#### [INPUT]
□ □ □
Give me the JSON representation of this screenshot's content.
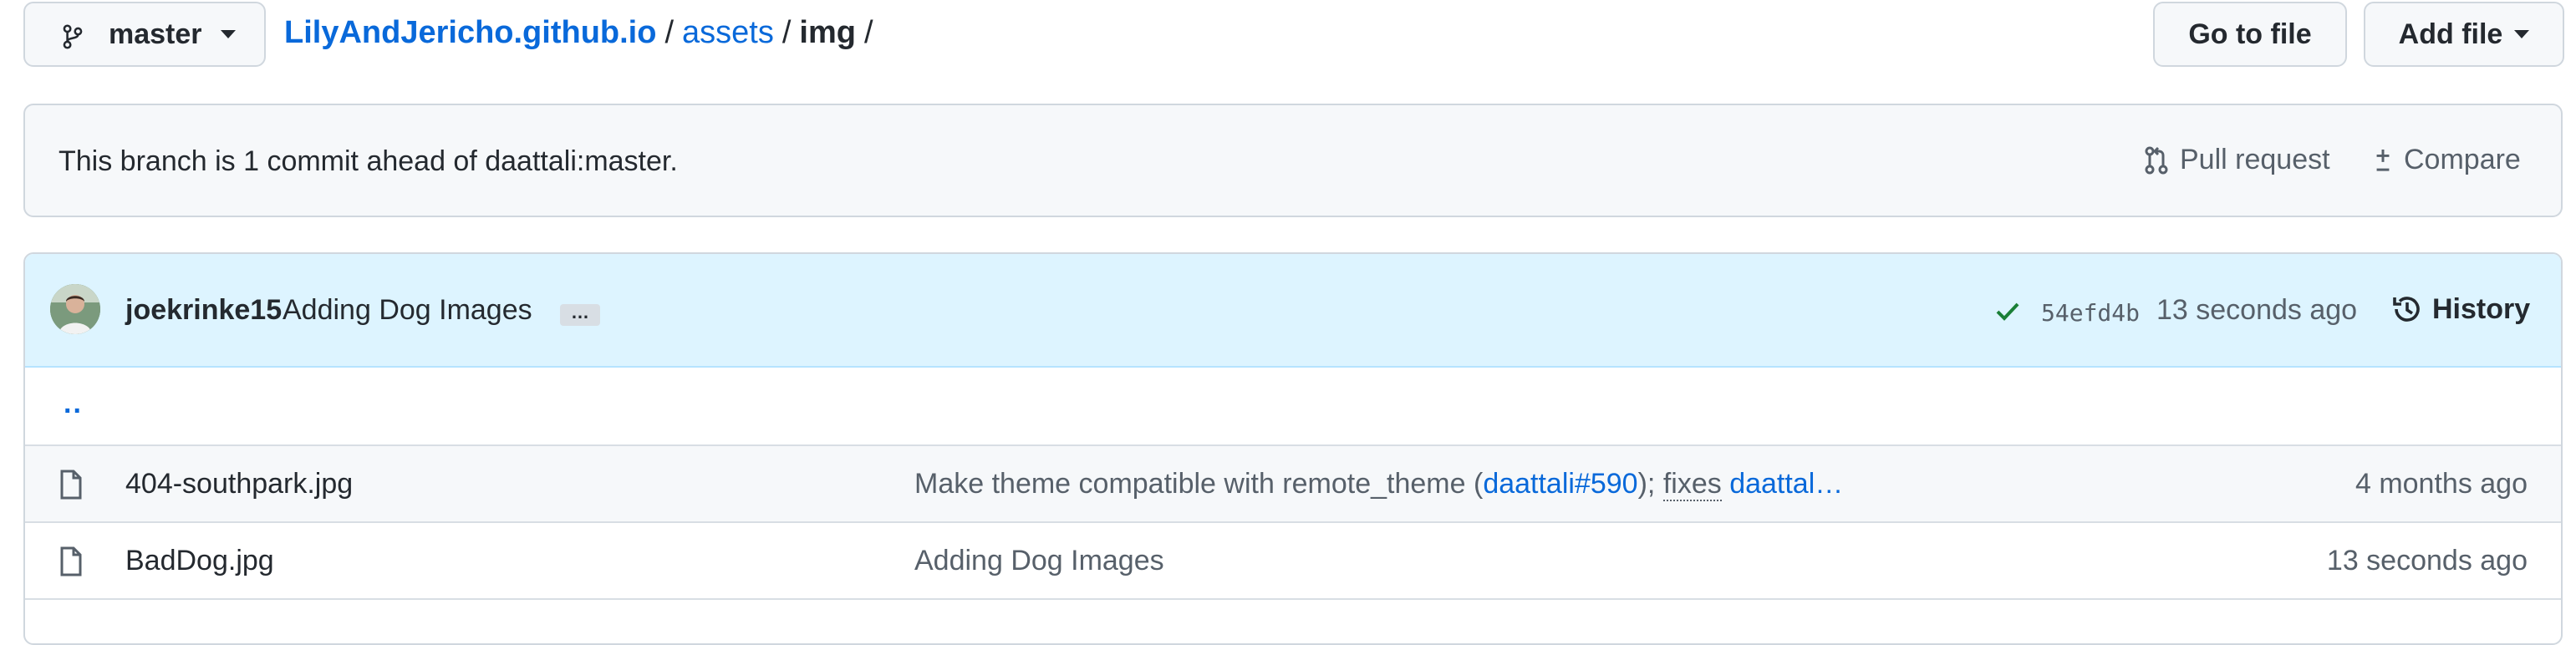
{
  "branch": {
    "name": "master",
    "icon": "git-branch-icon"
  },
  "breadcrumb": {
    "repo": "LilyAndJericho.github.io",
    "dir1": "assets",
    "dir2": "img",
    "sep": "/"
  },
  "actions": {
    "go_to_file": "Go to file",
    "add_file": "Add file"
  },
  "ahead_banner": {
    "message": "This branch is 1 commit ahead of daattali:master.",
    "pull_request": "Pull request",
    "compare": "Compare"
  },
  "latest_commit": {
    "author": "joekrinke15",
    "message": "Adding Dog Images",
    "ellipsis": "…",
    "sha": "54efd4b",
    "time": "13 seconds ago",
    "history": "History",
    "status_color": "#1a7f37"
  },
  "parent_link": "..",
  "files": [
    {
      "name": "404-southpark.jpg",
      "msg_pre": "Make theme compatible with remote_theme (",
      "msg_link1": "daattali#590",
      "msg_mid": "); ",
      "msg_fixes": "fixes",
      "msg_space": " ",
      "msg_link2": "daattal…",
      "age": "4 months ago"
    },
    {
      "name": "BadDog.jpg",
      "msg": "Adding Dog Images",
      "age": "13 seconds ago"
    }
  ],
  "colors": {
    "link": "#0969da",
    "muted": "#57606a",
    "border": "#d0d7de",
    "commit_bg": "#ddf4ff"
  }
}
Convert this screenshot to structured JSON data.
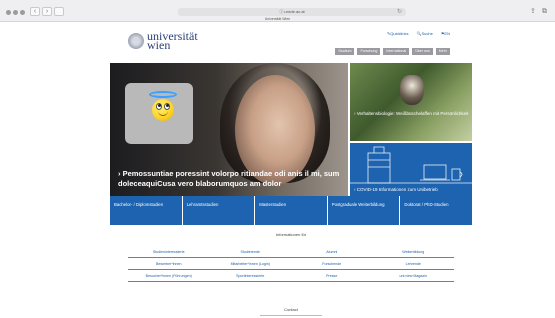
{
  "browser": {
    "url": "ⓘ univie.ac.at",
    "tab_title": "Universität Wien",
    "back": "‹",
    "forward": "›",
    "reload": "↻"
  },
  "header": {
    "logo_line1": "universität",
    "logo_line2": "wien",
    "top_links": [
      "✎Quicklinks",
      "🔍Suche",
      "⚑EN"
    ],
    "menu": [
      "Studium",
      "Forschung",
      "International",
      "Über uns",
      "Mehr"
    ]
  },
  "hero": {
    "caption": "› Pemossuntiae poressint volorpo ritiandae odi anis il mi, sum doleceaquiCusa vero blaborumquos am dolor"
  },
  "side_features": [
    {
      "caption": "› Verhaltensbiologie: Weißbüschelaffen mit Persönlichkeit"
    },
    {
      "caption": "› COVID-19 Informationen zum Unibetrieb"
    }
  ],
  "studies": [
    "Bachelor- / Diplomstudien",
    "Lehramtsstudien",
    "Masterstudien",
    "Postgraduale Weiterbildung",
    "Doktorat / PhD-Studien"
  ],
  "info": {
    "title": "Informationen für",
    "rows": [
      [
        "Studieninteressierte",
        "Studierende",
        "Alumni",
        "Weiterbildung"
      ],
      [
        "Bewerber*innen",
        "Mitarbeiter*innen (Login)",
        "Forschende",
        "Lehrende"
      ],
      [
        "Besucher*innen (Führungen)",
        "Sportinteressierte",
        "Presse",
        "uni:view Magazin"
      ]
    ]
  },
  "footer": {
    "contact": "Contact"
  }
}
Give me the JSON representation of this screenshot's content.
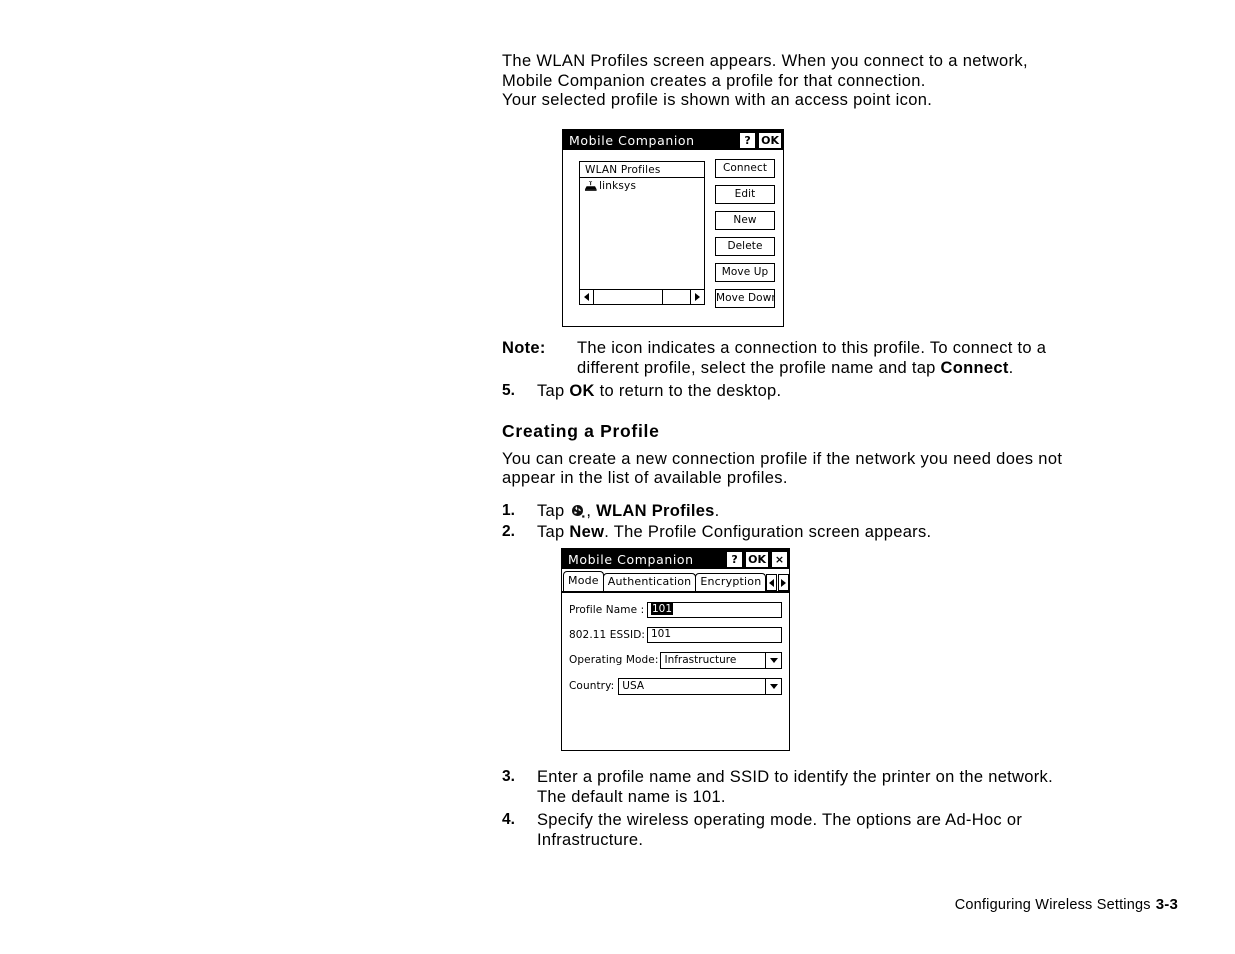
{
  "intro": {
    "line1": "The WLAN Profiles screen appears. When you connect to a network,",
    "line2": "Mobile Companion creates a profile for that connection.",
    "line3": "Your selected profile is shown with an access point icon."
  },
  "profiles_dialog": {
    "title": "Mobile Companion",
    "help_button": "?",
    "ok_button": "OK",
    "list_header": "WLAN Profiles",
    "list_items": [
      {
        "icon": "access-point-icon",
        "label": "linksys"
      }
    ],
    "buttons": [
      "Connect",
      "Edit",
      "New",
      "Delete",
      "Move Up",
      "Move Down"
    ],
    "scrollbar": {
      "left_arrow": "left-arrow-icon",
      "right_arrow": "right-arrow-icon"
    }
  },
  "note": {
    "label": "Note:",
    "text_part1": "The icon indicates a connection to this profile. To connect to a",
    "text_part2": "different profile, select the profile name and tap ",
    "bold_term": "Connect",
    "text_part3": "."
  },
  "step5": {
    "number": "5.",
    "pre": "Tap ",
    "bold": "OK",
    "post": " to return to the desktop."
  },
  "section": {
    "heading": "Creating a Profile",
    "body_line1": "You can create a new connection profile if the network you need does not",
    "body_line2": "appear in the list of available profiles."
  },
  "step1": {
    "number": "1.",
    "pre": "Tap ",
    "icon": "wlan-profiles-icon",
    "mid": ", ",
    "bold": "WLAN Profiles",
    "post": "."
  },
  "step2": {
    "number": "2.",
    "pre": "Tap ",
    "bold": "New",
    "post": ". The Profile Configuration screen appears."
  },
  "config_dialog": {
    "title": "Mobile Companion",
    "help_button": "?",
    "ok_button": "OK",
    "close_button": "×",
    "tabs": [
      {
        "label": "Mode",
        "active": true
      },
      {
        "label": "Authentication",
        "active": false
      },
      {
        "label": "Encryption",
        "active": false
      }
    ],
    "tab_scroll_left": "left-arrow-icon",
    "tab_scroll_right": "right-arrow-icon",
    "fields": {
      "profile_name_label": "Profile Name :",
      "profile_name_value": "101",
      "essid_label": "802.11 ESSID:",
      "essid_value": "101",
      "operating_mode_label": "Operating Mode:",
      "operating_mode_value": "Infrastructure",
      "country_label": "Country:",
      "country_value": "USA"
    }
  },
  "step3": {
    "number": "3.",
    "line1": "Enter a profile name and SSID to identify the printer on the network.",
    "line2": "The default name is 101."
  },
  "step4": {
    "number": "4.",
    "line1": "Specify the wireless operating mode. The options are Ad-Hoc or",
    "line2": "Infrastructure."
  },
  "footer": {
    "text": "Configuring Wireless Settings",
    "page": "3-3"
  }
}
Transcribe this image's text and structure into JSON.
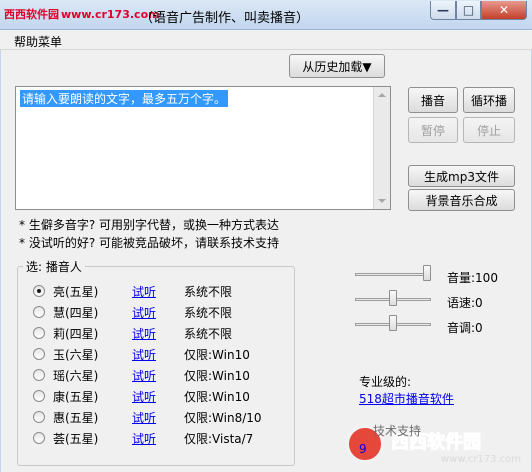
{
  "window": {
    "watermark_logo": "西西软件园",
    "watermark_url": "www.cr173.com",
    "title_fragment": "（语音广告制作、叫卖播音）",
    "minimize_glyph": "—",
    "maximize_glyph": "□",
    "close_glyph": "✕"
  },
  "menu": {
    "help": "帮助菜单"
  },
  "history_button": "从历史加载▼",
  "text_input": {
    "value": "请输入要朗读的文字，最多五万个字。"
  },
  "buttons": {
    "play": "播音",
    "loop": "循环播",
    "pause": "暂停",
    "stop": "停止",
    "make_mp3": "生成mp3文件",
    "bg_music": "背景音乐合成"
  },
  "notes": [
    "* 生僻多音字? 可用别字代替，或换一种方式表达",
    "* 没试听的好? 可能被竞品破坏，请联系技术支持"
  ],
  "voice_group": {
    "title": "选: 播音人",
    "voices": [
      {
        "name": "亮(五星)",
        "try": "试听",
        "limit": "系统不限",
        "selected": true
      },
      {
        "name": "慧(四星)",
        "try": "试听",
        "limit": "系统不限",
        "selected": false
      },
      {
        "name": "莉(四星)",
        "try": "试听",
        "limit": "系统不限",
        "selected": false
      },
      {
        "name": "玉(六星)",
        "try": "试听",
        "limit": "仅限:Win10",
        "selected": false
      },
      {
        "name": "瑶(六星)",
        "try": "试听",
        "limit": "仅限:Win10",
        "selected": false
      },
      {
        "name": "康(五星)",
        "try": "试听",
        "limit": "仅限:Win10",
        "selected": false
      },
      {
        "name": "惠(五星)",
        "try": "试听",
        "limit": "仅限:Win8/10",
        "selected": false
      },
      {
        "name": "荟(五星)",
        "try": "试听",
        "limit": "仅限:Vista/7",
        "selected": false
      }
    ]
  },
  "sliders": {
    "volume": {
      "label": "音量:100",
      "level": 1.0
    },
    "speed": {
      "label": "语速:0",
      "level": 0.5
    },
    "pitch": {
      "label": "音调:0",
      "level": 0.5
    }
  },
  "pro": {
    "title": "专业级的:",
    "link": "518超市播音软件",
    "tech_support": "技术支持",
    "tech_link": "9"
  },
  "watermark_bottom": {
    "text": "西西软件园",
    "url": "www.cr173.com"
  }
}
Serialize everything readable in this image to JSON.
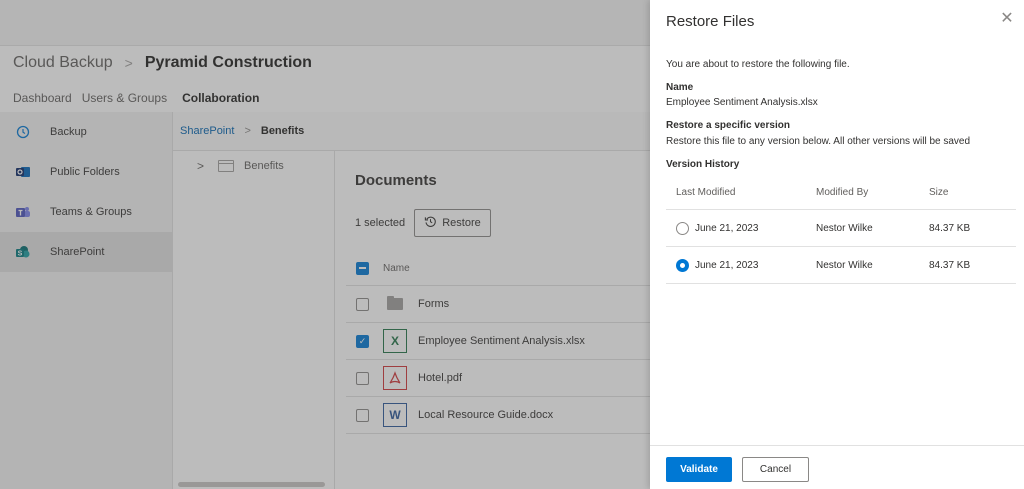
{
  "app": {
    "breadcrumb": {
      "root": "Cloud Backup",
      "current": "Pyramid Construction"
    },
    "tabs": [
      {
        "label": "Dashboard"
      },
      {
        "label": "Users & Groups"
      },
      {
        "label": "Collaboration"
      }
    ],
    "sidebar": {
      "items": [
        {
          "label": "Backup",
          "icon": "backup-history-icon"
        },
        {
          "label": "Public Folders",
          "icon": "outlook-icon"
        },
        {
          "label": "Teams & Groups",
          "icon": "teams-icon"
        },
        {
          "label": "SharePoint",
          "icon": "sharepoint-icon"
        }
      ]
    },
    "subcrumb": {
      "link": "SharePoint",
      "current": "Benefits"
    },
    "tree": {
      "item": "Benefits"
    },
    "documents": {
      "title": "Documents",
      "selected_count": "1 selected",
      "restore_label": "Restore",
      "column_name": "Name",
      "rows": [
        {
          "name": "Forms",
          "type": "folder"
        },
        {
          "name": "Employee Sentiment Analysis.xlsx",
          "type": "xlsx"
        },
        {
          "name": "Hotel.pdf",
          "type": "pdf"
        },
        {
          "name": "Local Resource Guide.docx",
          "type": "docx"
        }
      ]
    }
  },
  "panel": {
    "title": "Restore Files",
    "intro": "You are about to restore the following file.",
    "name_label": "Name",
    "file_name": "Employee Sentiment Analysis.xlsx",
    "version_label": "Restore a specific version",
    "version_desc": "Restore this file to any version below. All other versions will be saved",
    "history_label": "Version History",
    "columns": {
      "modified": "Last Modified",
      "by": "Modified By",
      "size": "Size"
    },
    "versions": [
      {
        "date": "June 21, 2023",
        "by": "Nestor Wilke",
        "size": "84.37 KB",
        "selected": false
      },
      {
        "date": "June 21, 2023",
        "by": "Nestor Wilke",
        "size": "84.37 KB",
        "selected": true
      }
    ],
    "validate_label": "Validate",
    "cancel_label": "Cancel"
  },
  "colors": {
    "accent": "#0078d4",
    "excel": "#217346",
    "pdf": "#d13438",
    "word": "#2b579a"
  }
}
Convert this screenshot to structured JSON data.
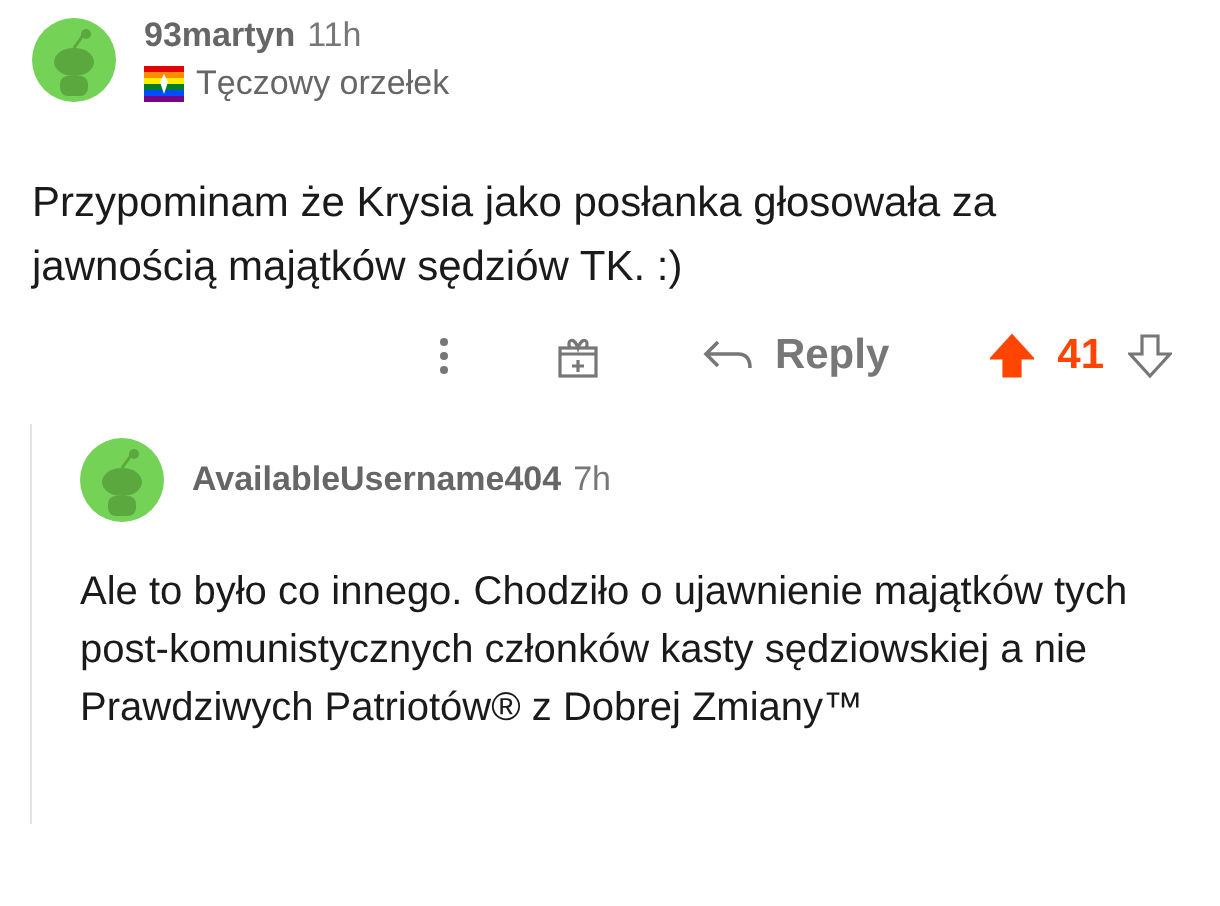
{
  "comment": {
    "author": "93martyn",
    "time": "11h",
    "flair": "Tęczowy orzełek",
    "body": "Przypominam że Krysia jako posłanka głosowała za jawnością majątków sędziów TK. :)",
    "actions": {
      "reply": "Reply",
      "score": "41",
      "upvoted": true,
      "downvoted": false
    }
  },
  "reply": {
    "author": "AvailableUsername404",
    "time": "7h",
    "body": "Ale to było co innego. Chodziło o ujawnienie majątków tych post-komunistycznych członków kasty sędziowskiej a nie Prawdziwych Patriotów® z Dobrej Zmiany™"
  }
}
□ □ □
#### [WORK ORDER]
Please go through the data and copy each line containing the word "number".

#### [SOLUTION]
    "number": "5.",
    "number": "1.",
    "number": "2.",
    "number": "3.",
    "number": "4.",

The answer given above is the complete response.